The Blog of Gordon Pruitt the Pastor of St. Matthew's United Methodist Church in Richmond Virginia

Tuesday, July 31, 2007

Death to self

Been reading a devotional from Dallas Willard's book, Renovation of the Heart. Here are some of the highlights from my reading today:

“A shift toward self-denial is needed to reorder the six dimensions of the human self in subordination to God. Christian spiritual formation rests on this indispensable foundation of death to self and cannot proceed except insofar as the foundation is being firmly laid and sustained.”

“Our survival cannot be the ultimate point of reference in our world. We must not treat ourselves as God. This selfless life enable us to do for the first time what we want to do: be truthful, transparent, helpful, and sacrificially loving, with joy.”

“At the beginning of my day, I commit my day to the Lord’s care while meditatively praying through the Lord’s Prayer and possibly the 23rd Psalm. Then I meet everything that happens as sent, or at least permitted, by God. I meet it resting in the hand of his care. I no longer have to manage the weather, airplanes, and people.”

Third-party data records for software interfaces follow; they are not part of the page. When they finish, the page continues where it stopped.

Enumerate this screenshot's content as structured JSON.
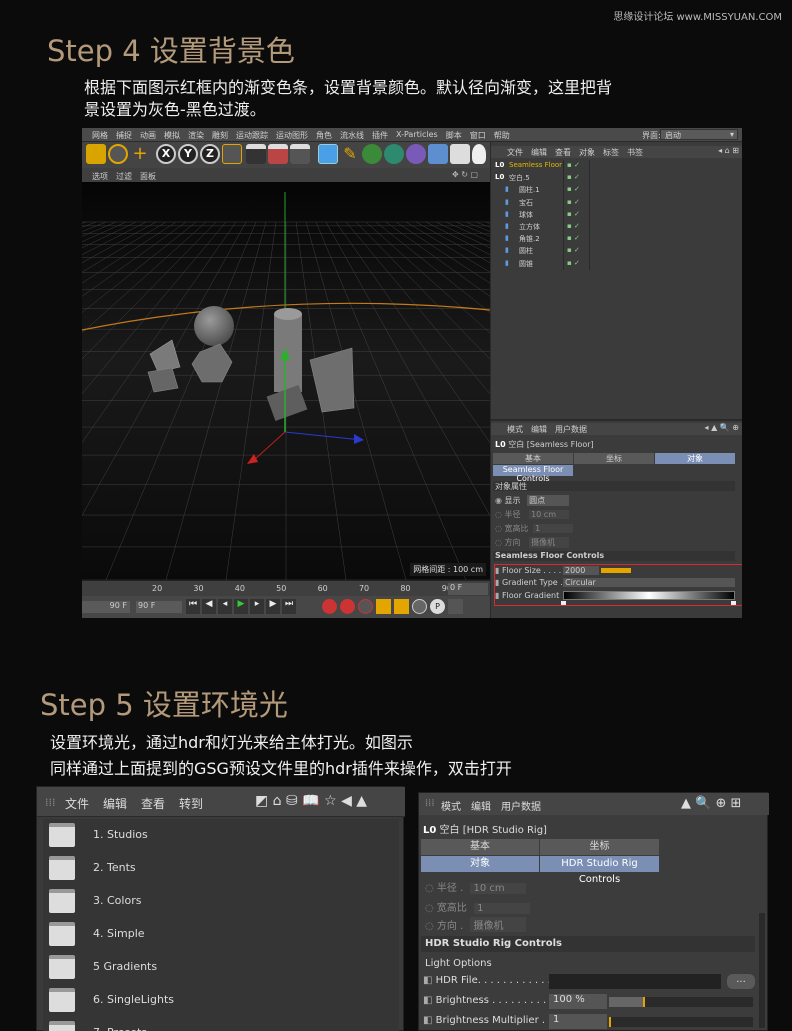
{
  "watermark": "思缘设计论坛 www.MISSYUAN.COM",
  "step4": {
    "title": "Step 4 设置背景色",
    "desc_line1": "根据下面图示红框内的渐变色条，设置背景颜色。默认径向渐变，这里把背",
    "desc_line2": "景设置为灰色-黑色过渡。"
  },
  "c4d": {
    "menus": [
      "网格",
      "捕捉",
      "动画",
      "模拟",
      "渲染",
      "雕刻",
      "运动跟踪",
      "运动图形",
      "角色",
      "流水线",
      "插件",
      "X-Particles",
      "脚本",
      "窗口",
      "帮助"
    ],
    "layout_label": "界面:",
    "layout_value": "启动",
    "toolbar_icons": [
      "cube-icon",
      "rotate-icon",
      "move-icon",
      "x-axis-icon",
      "y-axis-icon",
      "z-axis-icon",
      "coord-icon",
      "clapper-icon",
      "render-view-icon",
      "render-settings-icon",
      "primitive-cube-icon",
      "pen-icon",
      "subdivision-icon",
      "array-icon",
      "deformer-icon",
      "floor-icon",
      "camera-icon",
      "light-icon"
    ],
    "viewport_menus": [
      "选项",
      "过滤",
      "面板"
    ],
    "grid_spacing": "网格间距 : 100 cm",
    "om_menus": [
      "文件",
      "编辑",
      "查看",
      "对象",
      "标签",
      "书签"
    ],
    "objects": [
      {
        "name": "Seamless Floor",
        "icon": "L0",
        "active": true
      },
      {
        "name": "空白.5",
        "icon": "L0",
        "active": false
      },
      {
        "name": "圆柱.1",
        "icon": "cyl",
        "active": false
      },
      {
        "name": "宝石",
        "icon": "gem",
        "active": false
      },
      {
        "name": "球体",
        "icon": "sph",
        "active": false
      },
      {
        "name": "立方体",
        "icon": "cube",
        "active": false
      },
      {
        "name": "角锥.2",
        "icon": "pyr",
        "active": false
      },
      {
        "name": "圆柱",
        "icon": "cyl",
        "active": false
      },
      {
        "name": "圆锥",
        "icon": "cone",
        "active": false
      }
    ],
    "attr_menus": [
      "模式",
      "编辑",
      "用户数据"
    ],
    "attr_title": "空白 [Seamless Floor]",
    "attr_tabs": [
      "基本",
      "坐标",
      "对象"
    ],
    "attr_subtab": "Seamless Floor Controls",
    "obj_props": "对象属性",
    "display_label": "显示",
    "display_value": "圆点",
    "radius_label": "半径",
    "radius_value": "10 cm",
    "aspect_label": "宽高比",
    "aspect_value": "1",
    "orient_label": "方向",
    "orient_value": "摄像机",
    "sfc_header": "Seamless Floor Controls",
    "floor_size_label": "Floor Size . . . . . .",
    "floor_size_value": "2000",
    "grad_type_label": "Gradient Type . .",
    "grad_type_value": "Circular",
    "floor_grad_label": "Floor Gradient",
    "timeline_ticks": [
      "20",
      "30",
      "40",
      "50",
      "60",
      "70",
      "80",
      "90"
    ],
    "frame_end1": "0 F",
    "frame_a": "90 F",
    "frame_b": "90 F",
    "colors": {
      "selection": "#e6b800",
      "highlight_border": "#d9292f",
      "tab_active": "#7b8fb5"
    }
  },
  "step5": {
    "title": "Step 5  设置环境光",
    "desc_line1": "设置环境光，通过hdr和灯光来给主体打光。如图示",
    "desc_line2": "同样通过上面提到的GSG预设文件里的hdr插件来操作，双击打开"
  },
  "browser": {
    "menus": [
      "文件",
      "编辑",
      "查看",
      "转到"
    ],
    "items": [
      "1. Studios",
      "2. Tents",
      "3. Colors",
      "4. Simple",
      "5 Gradients",
      "6. SingleLights",
      "7. Presets"
    ]
  },
  "hdr": {
    "menus": [
      "模式",
      "编辑",
      "用户数据"
    ],
    "title": "空白 [HDR Studio Rig]",
    "tabs": [
      "基本",
      "坐标",
      "对象",
      "HDR Studio Rig Controls"
    ],
    "radius_label": "半径 .",
    "radius_value": "10 cm",
    "aspect_label": "宽高比",
    "aspect_value": "1",
    "orient_label": "方向 .",
    "orient_value": "摄像机",
    "section": "HDR Studio Rig Controls",
    "light_options": "Light Options",
    "hdr_file_label": "HDR File. . . . . . . . . . . .",
    "browse_label": "...",
    "brightness_label": "Brightness . . . . . . . . . . .",
    "brightness_value": "100 %",
    "brightness_mult_label": "Brightness Multiplier . .",
    "brightness_mult_value": "1",
    "brightness_pct": 0.25
  }
}
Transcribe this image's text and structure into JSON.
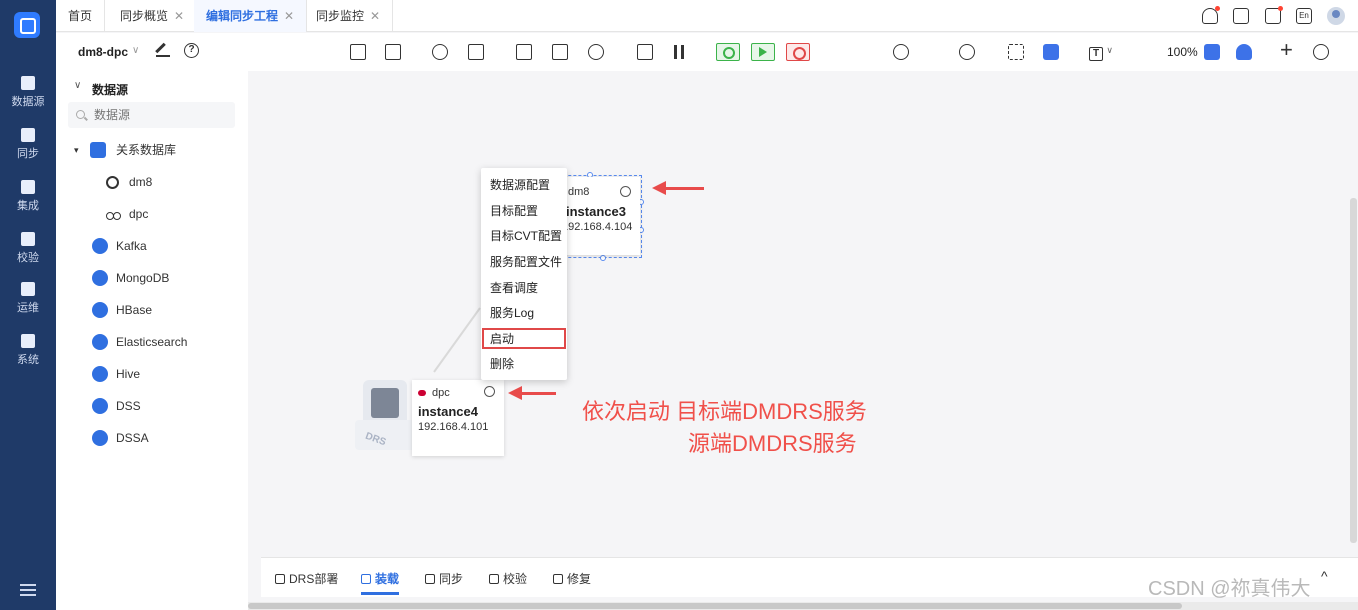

Tuesday, July 17, 2007

what are the essential beliefs? Are there any?

A 17th century Moravian named Rupertus Meldenius said, "in essential beliefs we have unity and non-essential we have liberty." I have seen many Methodist churches quote this when talking about their beliefs or doctrines. What is interesting is that John Wesley, the founder of the Methodist church never shared exactly what he believed those essential beliefs were.

In the first chapter of Rob Bell's book, Velvet Elvis, Bell writes about a similar topic. He writes about trampoline springs and blocks. Bell says this about the springs,

"when we jump, we begin to see the need for springs. The springs help make sense of these deeper realities that drive how we live every day. The springs aren't God. The springs aren't Jesus. The springs are statements and beliefs about our faith that help give words to the depth that we are experiencing in our jumping. I would call these the doctrines of the Christian faith. They aren't the point. They help us understand the point, but they are a means and not an end."

Bell contrasts springs with bricks.
"Somebody recently gave me a videotape of a lecture given by a man who travels around speaking about the creations of the world. At one point in his lecture, he said if you deny that God created the world in six literal 24 hour days, then you are denying that Jesus ever died on the cross. It's a bizarre leap of logic to make, i would say. But he was serious. It hit me while i was watching that for him faith isn't a trampoline; it's a wall of bricks. Each of the core doctrines for him is like an individual brick that stacks on top of the others. If you pull one out, the whole wall starts to crumble. It appears quite string and rigid, but if you begin to rethink or discuss even one brick, the whole thing is in danger. Like he said, no six-day creation equals no cross. Remove one, and the whole wall wobbles."

I think i agree with Bell but i not only have springs but i also have bricks. One spring for me is the creation story. I believe Adam and Eve were real people but if it was proved as many people believe that they are fictional characters being used to point to spiritual truth it would not change my faith or cause my faith to crumble. The creation story is a spring that helps me gain a greater understanding of who God is.

A brick in my belief system is the physical resurrection of Jesus. To me, without the resurrection, you don't have anything. If it was proven that Jesus did not resurrect that would cause my faith to crumble.

Below are 2 slides from Dan Kimbell's blog from a few weeks ago that touches on the same topic that i agree with for the most part.

What are your essentials and non-essentials?

Monday, July 09, 2007

Put down the bottled water and pick up the tap water

This month's fast company has an article about the $50 billion bottled water business. Here are some of the highlights (low lights) and quotes.
-24% of bottled water we buy is tap water repackaged by Coke and Pepsi
-Fiji Water produces more than a million bottles a day, while more than half the people in Fiji do not have reliable drinking water.
-We pitch into landfills 38 billion water bottles a year--in excess of $1 billion worth of plastic.
-Worldwide, 1 billion people have no reliable source of drinking water; 3000 children a day die from diseases caught from tainted water.
"Bottled water isn't healthier, or safer, than tap water. Indeed, while the United States is the single biggest consumer in the world's $50 billion bottled water market, it is the only one of the top four- the others are Brazil, China, and Mexico--that has universally reliable tap water. Tap water in this country, with rare exceptions, is impressively safe. It is monitored constantly, and the test results made public."

The article closes, "once you understand the resources mustered to deliver the bottle of water, it's reasonable to ask as you reach for the next bottle, not just 'does the value to me equal the 99 cents I'm about to spend?' but 'does the value equal the impact I'm about to leave behind?' Simply asking the question takes the carelessness out of the transaction. And once you understand where the water comes from, and how it got here, it's hard to look at that bottle in the same way again."

I figure 50 Billion dollars could solve the world's water problems. What do you think?